What you will do | A complete copy of the entries, exactly as written, is the expected result.

Items from a dataset |

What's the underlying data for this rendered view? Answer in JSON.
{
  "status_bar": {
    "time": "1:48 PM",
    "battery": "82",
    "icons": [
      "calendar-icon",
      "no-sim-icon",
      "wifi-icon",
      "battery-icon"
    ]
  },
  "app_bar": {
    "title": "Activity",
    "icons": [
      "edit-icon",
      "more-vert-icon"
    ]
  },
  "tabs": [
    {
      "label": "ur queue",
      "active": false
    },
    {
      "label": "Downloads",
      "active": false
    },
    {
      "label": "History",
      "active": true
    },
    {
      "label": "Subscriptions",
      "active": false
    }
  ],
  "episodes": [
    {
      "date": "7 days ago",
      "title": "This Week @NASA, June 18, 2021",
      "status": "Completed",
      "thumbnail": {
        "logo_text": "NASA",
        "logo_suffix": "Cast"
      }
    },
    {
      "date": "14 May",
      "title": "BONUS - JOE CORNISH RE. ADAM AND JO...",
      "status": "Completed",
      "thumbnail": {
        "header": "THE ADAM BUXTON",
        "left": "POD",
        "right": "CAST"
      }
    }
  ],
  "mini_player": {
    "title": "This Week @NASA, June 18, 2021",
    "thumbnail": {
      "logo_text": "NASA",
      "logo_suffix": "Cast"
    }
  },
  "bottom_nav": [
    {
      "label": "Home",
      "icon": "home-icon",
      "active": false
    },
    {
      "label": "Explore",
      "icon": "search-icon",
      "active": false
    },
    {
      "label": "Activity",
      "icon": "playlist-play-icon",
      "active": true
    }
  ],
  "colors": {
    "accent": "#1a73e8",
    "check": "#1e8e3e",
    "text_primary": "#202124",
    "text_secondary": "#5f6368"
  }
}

Solution to the exercise |
What's the underlying data for this rendered view? Answer in JSON.
{
  "status_bar": {
    "time": "1:48 PM",
    "battery": "82",
    "icons": [
      "calendar-icon",
      "no-sim-icon",
      "wifi-icon",
      "battery-icon"
    ]
  },
  "app_bar": {
    "title": "Activity",
    "icons": [
      "edit-icon",
      "more-vert-icon"
    ]
  },
  "tabs": [
    {
      "label": "ur queue",
      "active": false
    },
    {
      "label": "Downloads",
      "active": false
    },
    {
      "label": "History",
      "active": true
    },
    {
      "label": "Subscriptions",
      "active": false
    }
  ],
  "episodes": [
    {
      "date": "7 days ago",
      "title": "This Week @NASA, June 18, 2021",
      "status": "Completed",
      "thumbnail": {
        "logo_text": "NASA",
        "logo_suffix": "Cast"
      }
    },
    {
      "date": "14 May",
      "title": "BONUS - JOE CORNISH RE. ADAM AND JO...",
      "status": "Completed",
      "thumbnail": {
        "header": "THE ADAM BUXTON",
        "left": "POD",
        "right": "CAST"
      }
    }
  ],
  "mini_player": {
    "title": "This Week @NASA, June 18, 2021",
    "thumbnail": {
      "logo_text": "NASA",
      "logo_suffix": "Cast"
    }
  },
  "bottom_nav": [
    {
      "label": "Home",
      "icon": "home-icon",
      "active": false
    },
    {
      "label": "Explore",
      "icon": "search-icon",
      "active": false
    },
    {
      "label": "Activity",
      "icon": "playlist-play-icon",
      "active": true
    }
  ],
  "colors": {
    "accent": "#1a73e8",
    "check": "#1e8e3e",
    "text_primary": "#202124",
    "text_secondary": "#5f6368"
  }
}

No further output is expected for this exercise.